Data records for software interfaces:
○ ○ ○

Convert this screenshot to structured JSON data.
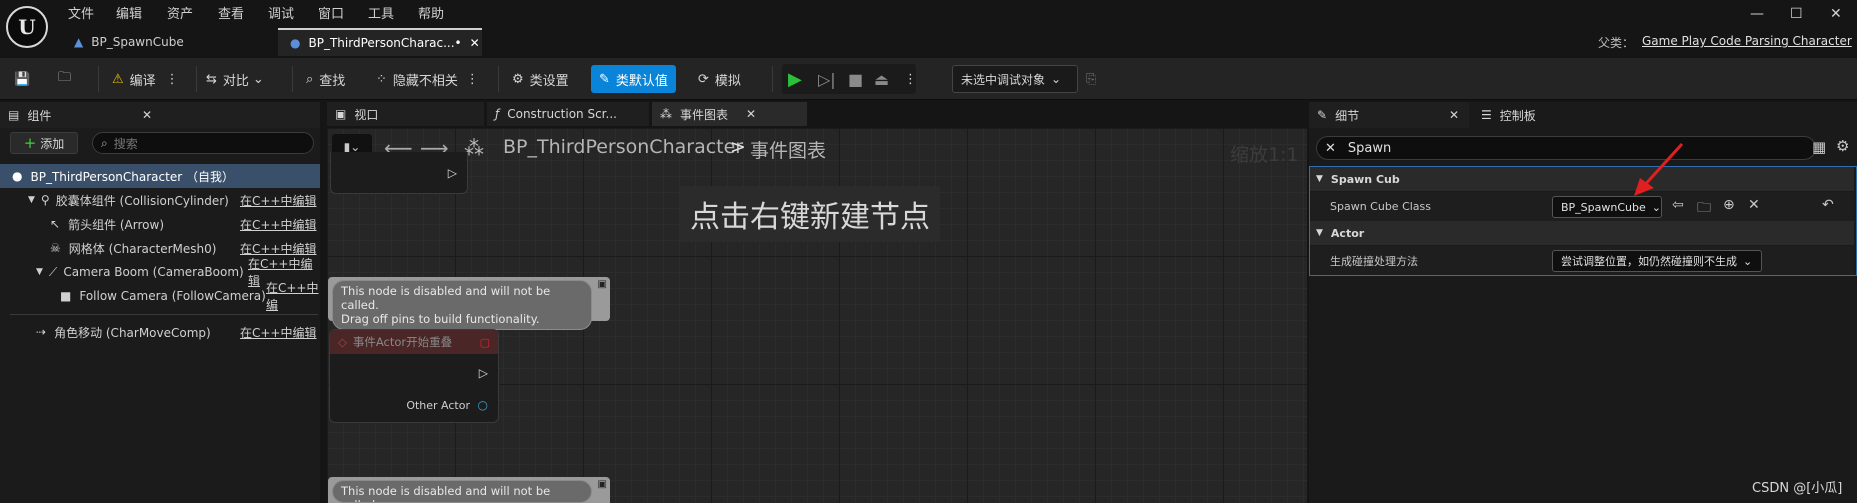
{
  "menu": [
    "文件",
    "编辑",
    "资产",
    "查看",
    "调试",
    "窗口",
    "工具",
    "帮助"
  ],
  "tabs": [
    {
      "label": "BP_SpawnCube"
    },
    {
      "label": "BP_ThirdPersonCharac...•"
    }
  ],
  "parent": {
    "label": "父类：",
    "value": "Game Play Code Parsing Character"
  },
  "toolbar": {
    "compile": "编译",
    "diff": "对比",
    "find": "查找",
    "hide_unrelated": "隐藏不相关",
    "class_settings": "类设置",
    "class_defaults": "类默认值",
    "simulate": "模拟",
    "debug_object": "未选中调试对象"
  },
  "components": {
    "title": "组件",
    "add": "添加",
    "search_placeholder": "搜索",
    "items": [
      {
        "name": "BP_ThirdPersonCharacter （自我）",
        "edit": ""
      },
      {
        "name": "胶囊体组件 (CollisionCylinder)",
        "edit": "在C++中编辑"
      },
      {
        "name": "箭头组件 (Arrow)",
        "edit": "在C++中编辑"
      },
      {
        "name": "网格体 (CharacterMesh0)",
        "edit": "在C++中编辑"
      },
      {
        "name": "Camera Boom (CameraBoom)",
        "edit": "在C++中编辑"
      },
      {
        "name": "Follow Camera (FollowCamera)",
        "edit": "在C++中编"
      },
      {
        "name": "角色移动 (CharMoveComp)",
        "edit": "在C++中编辑"
      }
    ]
  },
  "graph": {
    "tabs": [
      "视口",
      "Construction Scr...",
      "事件图表"
    ],
    "breadcrumb_root": "BP_ThirdPersonCharacter",
    "breadcrumb_sep": ">",
    "breadcrumb_leaf": "事件图表",
    "hint": "点击右键新建节点",
    "zoom": "缩放1:1",
    "disabled_note_1": "This node is disabled and will not be called.",
    "disabled_note_2": "Drag off pins to build functionality.",
    "event_node_title": "事件Actor开始重叠",
    "event_pin": "Other Actor"
  },
  "details": {
    "title": "细节",
    "palette": "控制板",
    "search_value": "Spawn",
    "categories": [
      {
        "name": "Spawn Cub",
        "props": [
          {
            "label": "Spawn Cube Class",
            "value": "BP_SpawnCube"
          }
        ]
      },
      {
        "name": "Actor",
        "props": [
          {
            "label": "生成碰撞处理方法",
            "value": "尝试调整位置，如仍然碰撞则不生成"
          }
        ]
      }
    ]
  },
  "watermark": "CSDN @[小瓜]",
  "colors": {
    "accent_blue": "#0a84d8",
    "play_green": "#2bbf3a",
    "arrow_red": "#e02020"
  }
}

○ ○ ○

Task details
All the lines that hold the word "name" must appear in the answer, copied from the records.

Answer to the exercise
        "name": "BP_ThirdPersonCharacter （自我）",
        "name": "胶囊体组件 (CollisionCylinder)",
        "name": "箭头组件 (Arrow)",
        "name": "网格体 (CharacterMesh0)",
        "name": "Camera Boom (CameraBoom)",
        "name": "Follow Camera (FollowCamera)",
        "name": "角色移动 (CharMoveComp)",
        "name": "Spawn Cub",
        "name": "Actor",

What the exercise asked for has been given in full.